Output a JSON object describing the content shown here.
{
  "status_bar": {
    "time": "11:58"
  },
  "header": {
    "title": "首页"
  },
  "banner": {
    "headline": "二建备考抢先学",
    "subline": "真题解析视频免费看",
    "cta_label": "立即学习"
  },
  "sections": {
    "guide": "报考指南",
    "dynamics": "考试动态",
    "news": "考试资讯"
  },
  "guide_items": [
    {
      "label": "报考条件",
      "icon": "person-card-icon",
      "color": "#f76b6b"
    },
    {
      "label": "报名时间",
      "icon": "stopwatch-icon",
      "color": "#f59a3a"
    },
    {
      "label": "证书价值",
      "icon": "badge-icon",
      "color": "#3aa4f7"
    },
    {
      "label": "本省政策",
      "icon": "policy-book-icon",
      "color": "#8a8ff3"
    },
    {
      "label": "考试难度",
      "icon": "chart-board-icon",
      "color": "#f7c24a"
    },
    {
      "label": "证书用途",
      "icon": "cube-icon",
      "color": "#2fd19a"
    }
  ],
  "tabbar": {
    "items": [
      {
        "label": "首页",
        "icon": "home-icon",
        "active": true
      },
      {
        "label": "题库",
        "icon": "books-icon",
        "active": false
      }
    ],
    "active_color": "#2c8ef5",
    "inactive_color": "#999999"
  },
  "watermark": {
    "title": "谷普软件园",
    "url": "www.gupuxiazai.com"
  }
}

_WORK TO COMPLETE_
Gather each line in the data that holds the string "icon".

_THE ANSWER_
      "icon": "person-card-icon",
      "icon": "stopwatch-icon",
      "icon": "badge-icon",
      "icon": "policy-book-icon",
      "icon": "chart-board-icon",
      "icon": "cube-icon",
        "icon": "home-icon",
        "icon": "books-icon",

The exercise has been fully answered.